• **Assigned task**
Within the records below, find each line that holds the string "Maps", then copy it.

• **Records**
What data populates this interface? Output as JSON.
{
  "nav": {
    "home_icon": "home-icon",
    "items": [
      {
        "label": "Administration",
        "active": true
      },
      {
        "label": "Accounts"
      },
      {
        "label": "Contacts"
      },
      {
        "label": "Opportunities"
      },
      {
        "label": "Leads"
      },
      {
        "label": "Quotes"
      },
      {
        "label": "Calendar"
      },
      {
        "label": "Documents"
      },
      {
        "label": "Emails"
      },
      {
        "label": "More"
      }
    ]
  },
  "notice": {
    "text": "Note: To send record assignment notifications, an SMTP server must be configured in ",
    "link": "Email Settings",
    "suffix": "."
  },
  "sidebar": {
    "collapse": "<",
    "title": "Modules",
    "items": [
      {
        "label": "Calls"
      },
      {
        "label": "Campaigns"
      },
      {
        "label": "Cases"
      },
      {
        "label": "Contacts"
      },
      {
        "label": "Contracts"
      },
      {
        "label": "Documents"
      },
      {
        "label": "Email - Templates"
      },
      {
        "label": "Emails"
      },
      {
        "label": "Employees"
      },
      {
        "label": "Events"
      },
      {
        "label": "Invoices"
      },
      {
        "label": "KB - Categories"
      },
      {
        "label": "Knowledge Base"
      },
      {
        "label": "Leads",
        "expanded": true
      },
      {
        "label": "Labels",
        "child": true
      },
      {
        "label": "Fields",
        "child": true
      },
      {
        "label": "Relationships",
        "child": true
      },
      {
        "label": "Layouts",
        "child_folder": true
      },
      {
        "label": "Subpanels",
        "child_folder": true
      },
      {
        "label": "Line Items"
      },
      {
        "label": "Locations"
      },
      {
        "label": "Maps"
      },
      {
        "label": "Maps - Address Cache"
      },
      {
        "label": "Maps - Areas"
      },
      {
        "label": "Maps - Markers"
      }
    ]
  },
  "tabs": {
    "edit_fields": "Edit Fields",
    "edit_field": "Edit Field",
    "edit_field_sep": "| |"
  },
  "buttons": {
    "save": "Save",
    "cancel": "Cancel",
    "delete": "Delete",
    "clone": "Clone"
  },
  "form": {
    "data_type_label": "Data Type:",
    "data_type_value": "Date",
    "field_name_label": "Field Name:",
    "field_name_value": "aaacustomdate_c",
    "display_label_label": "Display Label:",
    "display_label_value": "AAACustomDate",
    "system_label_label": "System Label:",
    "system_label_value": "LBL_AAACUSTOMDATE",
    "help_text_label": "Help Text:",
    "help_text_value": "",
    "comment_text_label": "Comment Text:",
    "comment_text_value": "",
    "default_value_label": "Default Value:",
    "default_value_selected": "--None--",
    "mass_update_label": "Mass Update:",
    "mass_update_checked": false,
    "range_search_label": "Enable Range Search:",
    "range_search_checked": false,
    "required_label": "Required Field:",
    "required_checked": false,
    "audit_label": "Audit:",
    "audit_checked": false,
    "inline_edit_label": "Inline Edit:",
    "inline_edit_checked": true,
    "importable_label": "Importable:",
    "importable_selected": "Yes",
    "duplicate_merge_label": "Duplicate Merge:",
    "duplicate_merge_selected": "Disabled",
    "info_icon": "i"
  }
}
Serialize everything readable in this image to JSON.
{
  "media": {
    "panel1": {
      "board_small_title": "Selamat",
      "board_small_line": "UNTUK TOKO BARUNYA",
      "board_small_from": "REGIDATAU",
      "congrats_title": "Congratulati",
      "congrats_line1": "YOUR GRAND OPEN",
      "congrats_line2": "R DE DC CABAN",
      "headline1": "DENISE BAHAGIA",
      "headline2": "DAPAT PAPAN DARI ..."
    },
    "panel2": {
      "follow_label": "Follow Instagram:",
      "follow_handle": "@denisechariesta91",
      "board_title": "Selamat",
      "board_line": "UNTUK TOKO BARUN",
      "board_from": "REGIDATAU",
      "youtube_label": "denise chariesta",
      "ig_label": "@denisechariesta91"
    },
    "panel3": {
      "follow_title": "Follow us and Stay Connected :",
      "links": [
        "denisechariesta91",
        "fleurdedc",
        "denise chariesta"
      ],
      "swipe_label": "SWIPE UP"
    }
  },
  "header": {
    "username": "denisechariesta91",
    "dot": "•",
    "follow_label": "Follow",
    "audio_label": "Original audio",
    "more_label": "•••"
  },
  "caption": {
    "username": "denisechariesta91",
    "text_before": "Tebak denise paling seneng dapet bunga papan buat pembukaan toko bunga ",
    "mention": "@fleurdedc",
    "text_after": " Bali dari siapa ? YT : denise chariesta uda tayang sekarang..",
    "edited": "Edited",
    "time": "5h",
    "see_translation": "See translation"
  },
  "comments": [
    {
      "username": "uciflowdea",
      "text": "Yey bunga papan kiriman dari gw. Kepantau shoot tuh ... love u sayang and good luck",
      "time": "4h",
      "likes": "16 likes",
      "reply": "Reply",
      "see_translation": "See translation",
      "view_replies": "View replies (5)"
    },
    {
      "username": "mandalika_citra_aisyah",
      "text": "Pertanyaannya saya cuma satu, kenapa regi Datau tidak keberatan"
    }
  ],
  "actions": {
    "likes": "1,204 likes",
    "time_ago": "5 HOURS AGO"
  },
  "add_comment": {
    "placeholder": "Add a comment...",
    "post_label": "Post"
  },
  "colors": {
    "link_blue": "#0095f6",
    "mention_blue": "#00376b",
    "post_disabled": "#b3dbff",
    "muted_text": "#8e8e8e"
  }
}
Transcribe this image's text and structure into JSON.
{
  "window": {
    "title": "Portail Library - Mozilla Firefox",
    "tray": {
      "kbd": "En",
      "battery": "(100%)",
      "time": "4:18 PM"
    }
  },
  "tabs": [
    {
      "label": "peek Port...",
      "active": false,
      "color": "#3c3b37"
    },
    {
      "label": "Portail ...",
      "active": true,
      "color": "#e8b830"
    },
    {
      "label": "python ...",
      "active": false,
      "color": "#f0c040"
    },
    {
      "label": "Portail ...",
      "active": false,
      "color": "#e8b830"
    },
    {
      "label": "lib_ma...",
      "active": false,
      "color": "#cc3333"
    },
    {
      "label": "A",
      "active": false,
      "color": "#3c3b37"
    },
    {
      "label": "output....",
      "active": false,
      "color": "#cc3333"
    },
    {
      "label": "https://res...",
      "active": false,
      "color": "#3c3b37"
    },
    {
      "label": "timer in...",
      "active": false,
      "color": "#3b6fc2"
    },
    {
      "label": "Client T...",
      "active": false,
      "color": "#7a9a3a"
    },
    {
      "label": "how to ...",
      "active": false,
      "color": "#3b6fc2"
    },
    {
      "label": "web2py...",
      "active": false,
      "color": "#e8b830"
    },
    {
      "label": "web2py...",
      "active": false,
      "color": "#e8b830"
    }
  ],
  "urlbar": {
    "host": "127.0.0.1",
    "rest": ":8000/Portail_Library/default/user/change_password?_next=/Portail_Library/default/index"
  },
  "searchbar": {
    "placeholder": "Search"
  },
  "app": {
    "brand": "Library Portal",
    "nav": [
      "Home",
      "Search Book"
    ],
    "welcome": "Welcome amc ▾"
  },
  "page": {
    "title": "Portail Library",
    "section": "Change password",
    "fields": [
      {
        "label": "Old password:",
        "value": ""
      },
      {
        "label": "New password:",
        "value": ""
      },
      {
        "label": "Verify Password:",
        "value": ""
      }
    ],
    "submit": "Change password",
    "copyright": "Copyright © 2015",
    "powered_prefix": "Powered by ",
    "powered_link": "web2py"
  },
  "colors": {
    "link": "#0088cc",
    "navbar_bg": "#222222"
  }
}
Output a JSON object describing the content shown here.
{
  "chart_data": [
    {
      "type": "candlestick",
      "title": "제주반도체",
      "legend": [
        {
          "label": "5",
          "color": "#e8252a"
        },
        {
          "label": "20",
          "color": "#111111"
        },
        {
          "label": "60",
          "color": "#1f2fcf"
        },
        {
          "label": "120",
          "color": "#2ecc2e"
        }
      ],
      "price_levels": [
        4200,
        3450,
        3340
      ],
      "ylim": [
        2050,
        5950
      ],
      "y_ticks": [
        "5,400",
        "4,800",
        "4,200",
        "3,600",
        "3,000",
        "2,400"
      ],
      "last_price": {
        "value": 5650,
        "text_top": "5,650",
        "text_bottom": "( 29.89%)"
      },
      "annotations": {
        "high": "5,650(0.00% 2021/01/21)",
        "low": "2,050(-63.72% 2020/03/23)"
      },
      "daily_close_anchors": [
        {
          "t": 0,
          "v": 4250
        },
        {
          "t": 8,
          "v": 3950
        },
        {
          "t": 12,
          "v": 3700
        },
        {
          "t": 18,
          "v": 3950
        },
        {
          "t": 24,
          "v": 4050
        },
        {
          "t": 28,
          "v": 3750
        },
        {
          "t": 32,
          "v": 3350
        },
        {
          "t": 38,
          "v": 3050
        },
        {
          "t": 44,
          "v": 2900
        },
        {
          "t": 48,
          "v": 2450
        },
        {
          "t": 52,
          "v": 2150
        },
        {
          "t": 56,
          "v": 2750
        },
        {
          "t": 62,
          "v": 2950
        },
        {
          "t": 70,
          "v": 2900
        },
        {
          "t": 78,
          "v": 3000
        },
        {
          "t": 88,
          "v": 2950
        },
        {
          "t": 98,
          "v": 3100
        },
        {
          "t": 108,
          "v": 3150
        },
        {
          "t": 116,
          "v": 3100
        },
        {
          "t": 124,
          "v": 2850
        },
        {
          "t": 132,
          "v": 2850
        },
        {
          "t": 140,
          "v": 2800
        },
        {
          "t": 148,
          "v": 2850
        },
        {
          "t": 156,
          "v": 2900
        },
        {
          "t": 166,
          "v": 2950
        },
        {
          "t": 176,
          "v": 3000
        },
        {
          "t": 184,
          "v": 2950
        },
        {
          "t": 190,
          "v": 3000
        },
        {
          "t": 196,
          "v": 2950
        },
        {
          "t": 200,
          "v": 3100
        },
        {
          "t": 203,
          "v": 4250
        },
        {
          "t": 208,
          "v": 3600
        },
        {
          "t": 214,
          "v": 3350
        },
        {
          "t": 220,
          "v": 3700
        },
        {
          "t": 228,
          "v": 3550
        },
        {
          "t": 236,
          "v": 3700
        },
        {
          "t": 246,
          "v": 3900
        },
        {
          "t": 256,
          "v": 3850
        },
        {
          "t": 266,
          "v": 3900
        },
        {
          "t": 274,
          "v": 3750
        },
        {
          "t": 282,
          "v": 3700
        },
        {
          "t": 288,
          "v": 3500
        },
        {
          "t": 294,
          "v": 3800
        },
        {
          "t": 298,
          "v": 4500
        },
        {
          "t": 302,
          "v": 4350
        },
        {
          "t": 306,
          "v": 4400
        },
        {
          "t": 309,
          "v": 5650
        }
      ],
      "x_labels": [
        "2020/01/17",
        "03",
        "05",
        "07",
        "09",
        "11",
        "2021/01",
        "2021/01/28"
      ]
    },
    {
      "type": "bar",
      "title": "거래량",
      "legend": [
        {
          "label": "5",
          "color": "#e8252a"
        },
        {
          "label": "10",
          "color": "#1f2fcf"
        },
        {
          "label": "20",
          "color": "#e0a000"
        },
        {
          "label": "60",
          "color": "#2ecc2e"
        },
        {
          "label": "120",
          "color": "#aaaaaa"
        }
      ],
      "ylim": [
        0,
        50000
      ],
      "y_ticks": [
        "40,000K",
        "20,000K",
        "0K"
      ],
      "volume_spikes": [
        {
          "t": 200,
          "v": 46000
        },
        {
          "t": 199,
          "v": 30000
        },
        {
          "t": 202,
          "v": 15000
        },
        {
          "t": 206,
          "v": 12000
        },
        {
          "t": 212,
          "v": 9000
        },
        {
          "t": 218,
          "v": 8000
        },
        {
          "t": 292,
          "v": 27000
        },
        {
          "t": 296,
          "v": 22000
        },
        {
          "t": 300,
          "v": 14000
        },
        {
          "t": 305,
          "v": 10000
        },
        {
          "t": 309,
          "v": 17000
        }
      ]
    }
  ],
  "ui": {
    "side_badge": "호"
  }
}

• **Response area**
        "label": "Maps"
        "label": "Maps - Address Cache"
        "label": "Maps - Areas"
        "label": "Maps - Markers"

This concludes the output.